Newfoundland and Labrador company boldly takes radar where it’s never gone before
Northern Russia, offshore Brazil, the Gulf of Mexico—these are just some of the places where Rutter Inc.’s radar technology products are in demand. While the St. John’s-based company is small, with 33 employees globally, the firm has carved out a niche in the oil and gas business with radar technology that detects oil spills, icebergs, unidentified vessels and small objects and monitors waves and sea conditions. “We want to have as many products on our roster as we can offer, especially with the oil and gas industry in a slump,” says Blair Wheaton, Rutter’s vice-president.
Incorporated in 1998, Rutter didn’t start out catering to the oil and gas industry. The company’s primary product in those days was selling ‘black box’ recorders for ships.
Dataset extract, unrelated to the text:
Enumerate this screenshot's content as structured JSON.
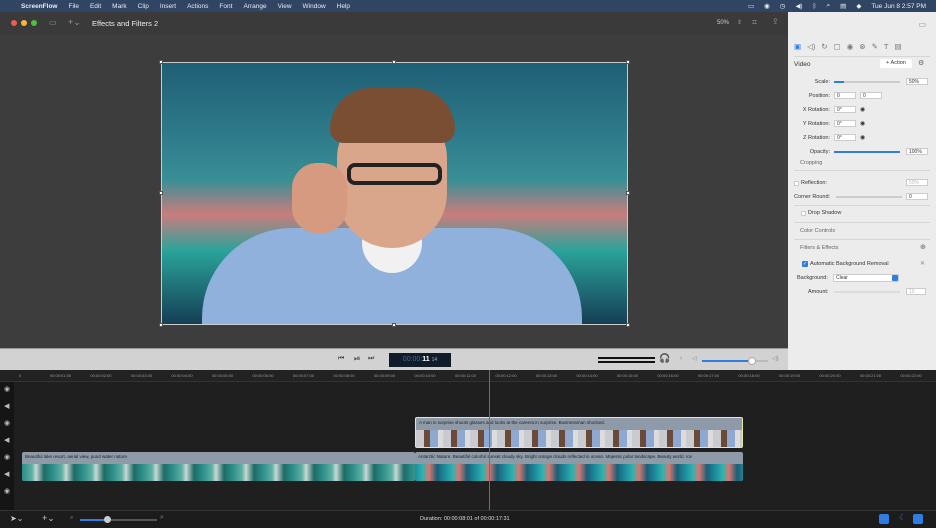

But about nine years ago the company decided it wanted to diversify and put a greater focus on research and development of radar technology.
Radar, short for radio detection and ranging, has been around since the 1880s. It involves transmitting an intermittent radio wave and receiving reflections of that wave from nearby objects. Rutter decided to get into the radar business when it acquired Sigma Engineering and its sigma S6 technology. The technology was developed and deployed for the Hibernia production platform to detect icebergs.
Rutter management thought the sigma S6 technology could be improved and open up new business opportunities for the company. “What it wasn’t seeing was smaller pieces in the water,” says Stephen Hale, Rutter’s director of sales, marketing and R&D business development. “We’ve developed enhanced processes and extracted more information from the old systems and developed four unique products out of that.”
Those products include its sigma S6 oil spill detection system that uses radar to detect oil spills in the ocean. Hale says the system has detected spills as small as five litres, and it’s been used in Brazil, the North Sea, Eastern Canada, the Gulf of Mexico, China and Russia.
Perhaps what’s allowed Rutter to have staying power is its commitment to research and development. Hale says the company has a 16-person research and development team that works on new technology. It’s also willing to partner with energy companies who have a problem and are looking for outside help on how to solve it.
One example is its work with a local oil and gas operator to develop oil and gas and ice analysis technology, but also has elements to do with its oil spill detection system that can provide 24-hour real time information to its users. The project has been completed and it automatically detects ice floes, ice pans, open water leads, ice ridges, and icebergs embedded in pack ice– important information for companies in regions like Newfoundland and Labrador where ice poses risks to the work they are doing offshore.
While Rutter has made a name for itself selling radar technology to the oil and gas industry, it’s made inroads in other sectors. In fact, Rutter technology is used internationally by Coast Guards, cruise ships, shipping companies, search and rescue teams and surveillance teams looking to combat piracy and smuggling. The fact that its radar technology is in demand beyond the petroleum sector has been important to Rutter as it weathers a prolonged funk in the oil and gas sector. “Like any company, there’s been a downtick in revenues on the oil and gas side of the business,” Hale says. “But we’re not entirely oil and gas exposed, which is good.”
Being involved in a cyclical business like the oil and gas industry means there will be ups and downs Rutter must deal with. But the company has a simple strategy to remain successful. “We’ve got a commitment to investment in research and development and we’ll continue to invest in our people and our technology so we’re staying ahead of the curve,” Wheaton says.